══ Record extracts

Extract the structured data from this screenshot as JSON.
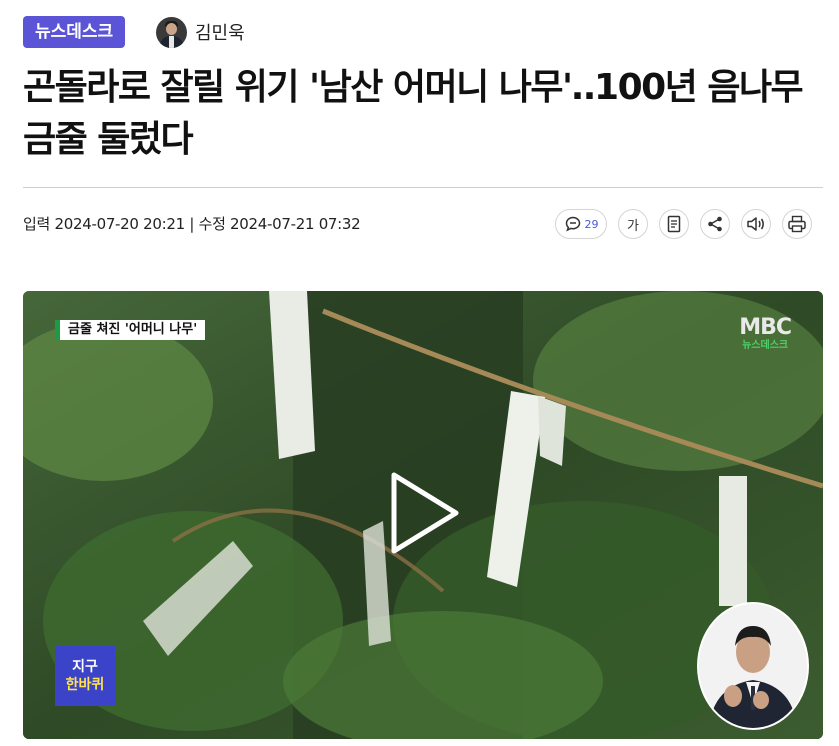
{
  "section_badge": "뉴스데스크",
  "author": {
    "name": "김민욱"
  },
  "headline": "곤돌라로 잘릴 위기 '남산 어머니 나무'‥100년 음나무 금줄 둘렀다",
  "dates": {
    "published_label": "입력",
    "published": "2024-07-20 20:21",
    "separator": "|",
    "updated_label": "수정",
    "updated": "2024-07-21 07:32"
  },
  "toolbar": {
    "comment_count": "29",
    "font_size_glyph": "가",
    "icons": [
      "comment-icon",
      "font-size-icon",
      "bookmark-icon",
      "share-icon",
      "audio-icon",
      "print-icon"
    ]
  },
  "video": {
    "caption": "금줄 쳐진 '어머니 나무'",
    "logo_main": "MBC",
    "logo_sub": "뉴스데스크",
    "corner_badge_line1": "지구",
    "corner_badge_line2": "한바퀴",
    "play_icon": "play-icon"
  },
  "colors": {
    "badge_bg": "#5b54d6",
    "comment_accent": "#4a5bd6",
    "logo_green": "#4fd16a",
    "corner_badge_bg": "#3b44c9"
  }
}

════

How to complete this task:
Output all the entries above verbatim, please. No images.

Response area:
Extract the structured data from this screenshot as JSON.
{
  "section_badge": "뉴스데스크",
  "author": {
    "name": "김민욱"
  },
  "headline": "곤돌라로 잘릴 위기 '남산 어머니 나무'‥100년 음나무 금줄 둘렀다",
  "dates": {
    "published_label": "입력",
    "published": "2024-07-20 20:21",
    "separator": "|",
    "updated_label": "수정",
    "updated": "2024-07-21 07:32"
  },
  "toolbar": {
    "comment_count": "29",
    "font_size_glyph": "가",
    "icons": [
      "comment-icon",
      "font-size-icon",
      "bookmark-icon",
      "share-icon",
      "audio-icon",
      "print-icon"
    ]
  },
  "video": {
    "caption": "금줄 쳐진 '어머니 나무'",
    "logo_main": "MBC",
    "logo_sub": "뉴스데스크",
    "corner_badge_line1": "지구",
    "corner_badge_line2": "한바퀴",
    "play_icon": "play-icon"
  },
  "colors": {
    "badge_bg": "#5b54d6",
    "comment_accent": "#4a5bd6",
    "logo_green": "#4fd16a",
    "corner_badge_bg": "#3b44c9"
  }
}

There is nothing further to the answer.